----- Study material -----
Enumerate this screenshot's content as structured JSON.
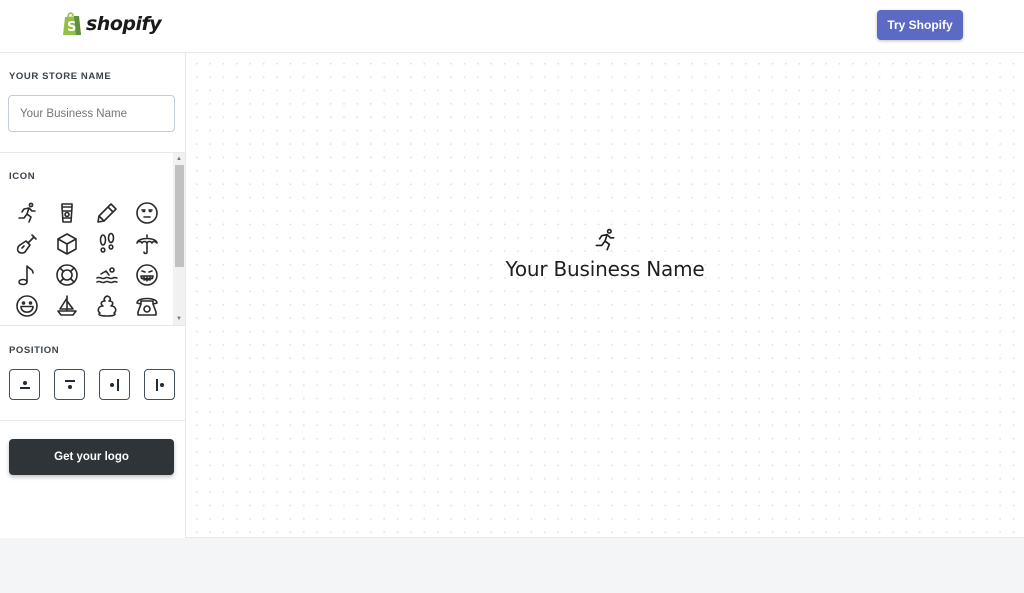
{
  "header": {
    "brand": "shopify",
    "brand_color": "#95bf47",
    "cta_label": "Try Shopify",
    "cta_color": "#5c6ac4"
  },
  "sidebar": {
    "store_name": {
      "title": "YOUR STORE NAME",
      "input_placeholder": "Your Business Name",
      "input_value": ""
    },
    "icon_section": {
      "title": "ICON",
      "icons": [
        {
          "name": "running-person",
          "selected": true
        },
        {
          "name": "coffee-cup"
        },
        {
          "name": "pencil"
        },
        {
          "name": "unamused-face"
        },
        {
          "name": "shovel"
        },
        {
          "name": "cube"
        },
        {
          "name": "footprints"
        },
        {
          "name": "umbrella"
        },
        {
          "name": "music-note"
        },
        {
          "name": "lifebuoy"
        },
        {
          "name": "swimmer"
        },
        {
          "name": "grinning-teeth-face"
        },
        {
          "name": "laughing-face"
        },
        {
          "name": "sailboat"
        },
        {
          "name": "poop"
        },
        {
          "name": "telephone"
        }
      ]
    },
    "position_section": {
      "title": "POSITION",
      "options": [
        {
          "name": "icon-above-small"
        },
        {
          "name": "icon-above"
        },
        {
          "name": "icon-left"
        },
        {
          "name": "icon-right"
        }
      ]
    },
    "get_logo_label": "Get your logo",
    "get_logo_color": "#2e3438"
  },
  "preview": {
    "icon": "running-person",
    "business_name": "Your Business Name"
  }
}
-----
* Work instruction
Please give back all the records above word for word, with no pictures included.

* Your solution
Enumerate this screenshot's content as structured JSON.
{
  "header": {
    "brand": "shopify",
    "brand_color": "#95bf47",
    "cta_label": "Try Shopify",
    "cta_color": "#5c6ac4"
  },
  "sidebar": {
    "store_name": {
      "title": "YOUR STORE NAME",
      "input_placeholder": "Your Business Name",
      "input_value": ""
    },
    "icon_section": {
      "title": "ICON",
      "icons": [
        {
          "name": "running-person",
          "selected": true
        },
        {
          "name": "coffee-cup"
        },
        {
          "name": "pencil"
        },
        {
          "name": "unamused-face"
        },
        {
          "name": "shovel"
        },
        {
          "name": "cube"
        },
        {
          "name": "footprints"
        },
        {
          "name": "umbrella"
        },
        {
          "name": "music-note"
        },
        {
          "name": "lifebuoy"
        },
        {
          "name": "swimmer"
        },
        {
          "name": "grinning-teeth-face"
        },
        {
          "name": "laughing-face"
        },
        {
          "name": "sailboat"
        },
        {
          "name": "poop"
        },
        {
          "name": "telephone"
        }
      ]
    },
    "position_section": {
      "title": "POSITION",
      "options": [
        {
          "name": "icon-above-small"
        },
        {
          "name": "icon-above"
        },
        {
          "name": "icon-left"
        },
        {
          "name": "icon-right"
        }
      ]
    },
    "get_logo_label": "Get your logo",
    "get_logo_color": "#2e3438"
  },
  "preview": {
    "icon": "running-person",
    "business_name": "Your Business Name"
  }
}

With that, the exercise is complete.